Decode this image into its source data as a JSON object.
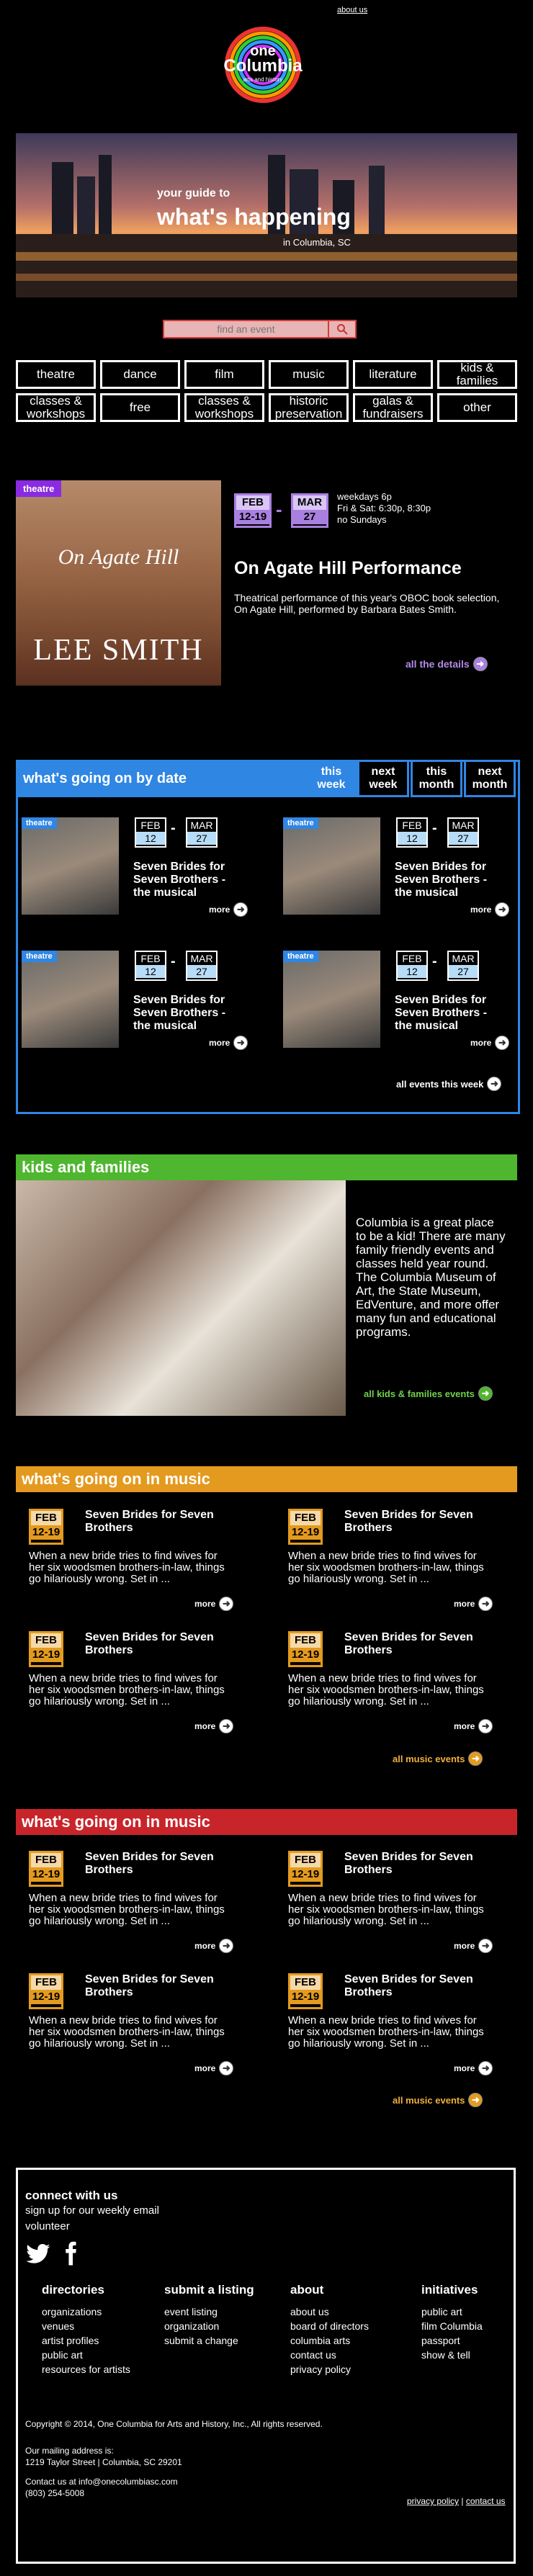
{
  "topnav": {
    "about": "about us"
  },
  "logo": {
    "line1": "one",
    "line2": "Columbia",
    "line3": "arts and history"
  },
  "hero": {
    "line1": "your guide to",
    "line2": "what's happening",
    "line3": "in Columbia, SC"
  },
  "search": {
    "placeholder": "find an event"
  },
  "categories": [
    "theatre",
    "dance",
    "film",
    "music",
    "literature",
    "kids & families",
    "classes & workshops",
    "free",
    "classes & workshops",
    "historic preservation",
    "galas & fundraisers",
    "other"
  ],
  "featured": {
    "tag": "theatre",
    "book_title": "On Agate Hill",
    "book_author": "LEE SMITH",
    "start_month": "FEB",
    "start_day": "12-19",
    "end_month": "MAR",
    "end_day": "27",
    "schedule": [
      "weekdays 6p",
      "Fri & Sat: 6:30p, 8:30p",
      "no Sundays"
    ],
    "title": "On Agate Hill Performance",
    "description": "Theatrical performance of this year's OBOC book selection, On Agate Hill, performed by Barbara Bates Smith.",
    "link": "all the details",
    "colors": {
      "tag": "#8a2be2",
      "date": "#a97fe0"
    }
  },
  "by_date": {
    "heading": "what's going on by date",
    "tabs": [
      "this week",
      "next week",
      "this month",
      "next month"
    ],
    "events": [
      {
        "tag": "theatre",
        "start_month": "FEB",
        "start_day": "12",
        "end_month": "MAR",
        "end_day": "27",
        "title": "Seven Brides for Seven Brothers - the musical",
        "more": "more"
      },
      {
        "tag": "theatre",
        "start_month": "FEB",
        "start_day": "12",
        "end_month": "MAR",
        "end_day": "27",
        "title": "Seven Brides for Seven Brothers - the musical",
        "more": "more"
      },
      {
        "tag": "theatre",
        "start_month": "FEB",
        "start_day": "12",
        "end_month": "MAR",
        "end_day": "27",
        "title": "Seven Brides for Seven Brothers - the musical",
        "more": "more"
      },
      {
        "tag": "theatre",
        "start_month": "FEB",
        "start_day": "12",
        "end_month": "MAR",
        "end_day": "27",
        "title": "Seven Brides for Seven Brothers - the musical",
        "more": "more"
      }
    ],
    "all_link": "all events this week",
    "color": "#2f86e3"
  },
  "kids": {
    "heading": "kids and families",
    "text": "Columbia is a great place to be a kid!  There are many family friendly events and classes held year round.  The Columbia Museum of Art, the State Museum, EdVenture, and more offer many fun and educational programs.",
    "link": "all kids & families events",
    "color": "#4fb62f"
  },
  "music1": {
    "heading": "what's going on in music",
    "color": "#e39a1e",
    "events": [
      {
        "month": "FEB",
        "day": "12-19",
        "title": "Seven Brides for Seven Brothers",
        "desc": "When a new bride tries to find wives for her six woodsmen brothers-in-law, things go hilariously wrong. Set in ...",
        "more": "more"
      },
      {
        "month": "FEB",
        "day": "12-19",
        "title": "Seven Brides for Seven Brothers",
        "desc": "When a new bride tries to find wives for her six woodsmen brothers-in-law, things go hilariously wrong. Set in ...",
        "more": "more"
      },
      {
        "month": "FEB",
        "day": "12-19",
        "title": "Seven Brides for Seven Brothers",
        "desc": "When a new bride tries to find wives for her six woodsmen brothers-in-law, things go hilariously wrong. Set in ...",
        "more": "more"
      },
      {
        "month": "FEB",
        "day": "12-19",
        "title": "Seven Brides for Seven Brothers",
        "desc": "When a new bride tries to find wives for her six woodsmen brothers-in-law, things go hilariously wrong. Set in ...",
        "more": "more"
      }
    ],
    "all_link": "all music events"
  },
  "music2": {
    "heading": "what's going on in music",
    "color": "#c8252b",
    "events": [
      {
        "month": "FEB",
        "day": "12-19",
        "title": "Seven Brides for Seven Brothers",
        "desc": "When a new bride tries to find wives for her six woodsmen brothers-in-law, things go hilariously wrong. Set in ...",
        "more": "more"
      },
      {
        "month": "FEB",
        "day": "12-19",
        "title": "Seven Brides for Seven Brothers",
        "desc": "When a new bride tries to find wives for her six woodsmen brothers-in-law, things go hilariously wrong. Set in ...",
        "more": "more"
      },
      {
        "month": "FEB",
        "day": "12-19",
        "title": "Seven Brides for Seven Brothers",
        "desc": "When a new bride tries to find wives for her six woodsmen brothers-in-law, things go hilariously wrong. Set in ...",
        "more": "more"
      },
      {
        "month": "FEB",
        "day": "12-19",
        "title": "Seven Brides for Seven Brothers",
        "desc": "When a new bride tries to find wives for her six woodsmen brothers-in-law, things go hilariously wrong. Set in ...",
        "more": "more"
      }
    ],
    "all_link": "all music events"
  },
  "footer": {
    "connect_heading": "connect with us",
    "signup": "sign up for our weekly email",
    "volunteer": "volunteer",
    "columns": [
      {
        "heading": "directories",
        "items": [
          "organizations",
          "venues",
          "artist profiles",
          "public art",
          "resources for artists"
        ]
      },
      {
        "heading": "submit a listing",
        "items": [
          "event listing",
          "organization",
          "submit a change"
        ]
      },
      {
        "heading": "about",
        "items": [
          "about us",
          "board of directors",
          "columbia arts",
          "contact us",
          "privacy policy"
        ]
      },
      {
        "heading": "initiatives",
        "items": [
          "public art",
          "film Columbia",
          "passport",
          "show & tell"
        ]
      }
    ],
    "copyright": "Copyright © 2014, One Columbia for Arts and History, Inc., All rights reserved.",
    "mailing_label": "Our mailing address is:",
    "address": "1219 Taylor Street | Columbia, SC 29201",
    "contact": "Contact us at info@onecolumbiasc.com",
    "phone": "(803) 254-5008",
    "privacy": "privacy policy",
    "contact_us": "contact us"
  }
}
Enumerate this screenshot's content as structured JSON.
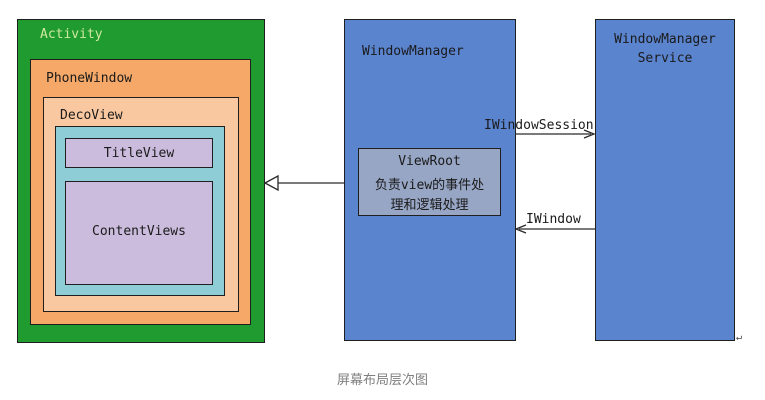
{
  "diagram": {
    "activity": "Activity",
    "phone_window": "PhoneWindow",
    "deco_view": "DecoView",
    "title_view": "TitleView",
    "content_views": "ContentViews",
    "window_manager": "WindowManager",
    "view_root": {
      "line1": "ViewRoot",
      "line2": "负责view的事件处",
      "line3": "理和逻辑处理"
    },
    "wms": {
      "line1": "WindowManager",
      "line2": "Service"
    },
    "edges": {
      "iwindow_session": "IWindowSession",
      "iwindow": "IWindow"
    }
  },
  "caption": "屏幕布局层次图",
  "colors": {
    "activity": "#1f9b2f",
    "phone_window": "#f5a867",
    "deco_view": "#fac8a0",
    "inner": "#8ecdd6",
    "views": "#cbbcdd",
    "window_manager": "#5b84cf",
    "view_root": "#97a6c4"
  }
}
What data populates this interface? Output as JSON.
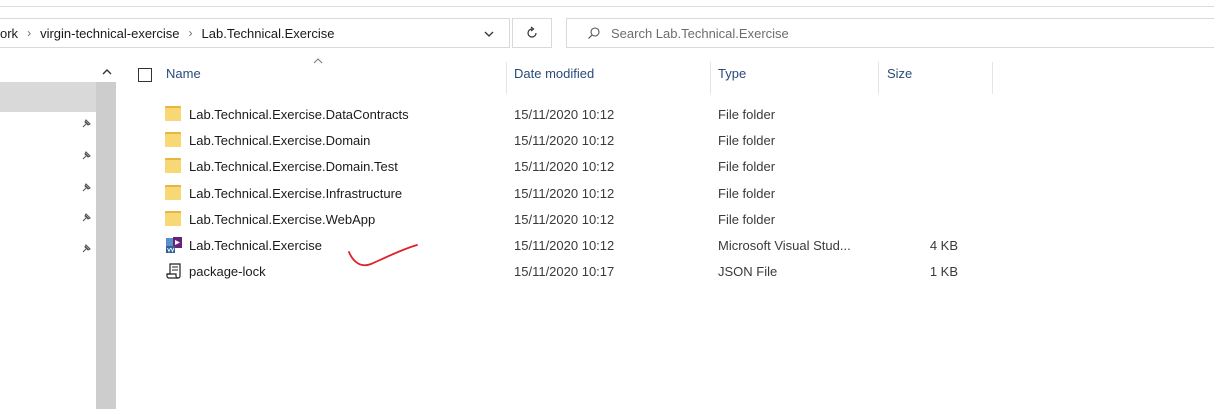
{
  "breadcrumb": [
    {
      "label": "ork"
    },
    {
      "label": "virgin-technical-exercise"
    },
    {
      "label": "Lab.Technical.Exercise"
    }
  ],
  "search": {
    "placeholder": "Search Lab.Technical.Exercise"
  },
  "columns": {
    "name": "Name",
    "date": "Date modified",
    "type": "Type",
    "size": "Size"
  },
  "files": [
    {
      "name": "Lab.Technical.Exercise.DataContracts",
      "date": "15/11/2020 10:12",
      "type": "File folder",
      "size": "",
      "icon": "folder-icon"
    },
    {
      "name": "Lab.Technical.Exercise.Domain",
      "date": "15/11/2020 10:12",
      "type": "File folder",
      "size": "",
      "icon": "folder-icon"
    },
    {
      "name": "Lab.Technical.Exercise.Domain.Test",
      "date": "15/11/2020 10:12",
      "type": "File folder",
      "size": "",
      "icon": "folder-icon"
    },
    {
      "name": "Lab.Technical.Exercise.Infrastructure",
      "date": "15/11/2020 10:12",
      "type": "File folder",
      "size": "",
      "icon": "folder-icon"
    },
    {
      "name": "Lab.Technical.Exercise.WebApp",
      "date": "15/11/2020 10:12",
      "type": "File folder",
      "size": "",
      "icon": "folder-icon"
    },
    {
      "name": "Lab.Technical.Exercise",
      "date": "15/11/2020 10:12",
      "type": "Microsoft Visual Stud...",
      "size": "4 KB",
      "icon": "visual-studio-solution-icon"
    },
    {
      "name": "package-lock",
      "date": "15/11/2020 10:17",
      "type": "JSON File",
      "size": "1 KB",
      "icon": "json-file-icon"
    }
  ],
  "colors": {
    "header_text": "#2b4a7a",
    "folder": "#f8d775",
    "annotation": "#e0202a",
    "vs_purple": "#68217a"
  }
}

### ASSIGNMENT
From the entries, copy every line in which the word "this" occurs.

### PROBLEM SOLUTION
Decode this image into its source data as a JSON object.
    "description": "Theatrical performance of this year's OBOC book selection, On Agate Hill, performed by Barbara Bates Smith.",
      "this week",
      "this month",
    "all_link": "all events this week",
Enumerate this screenshot's content as structured JSON.
What data populates this interface? Output as JSON.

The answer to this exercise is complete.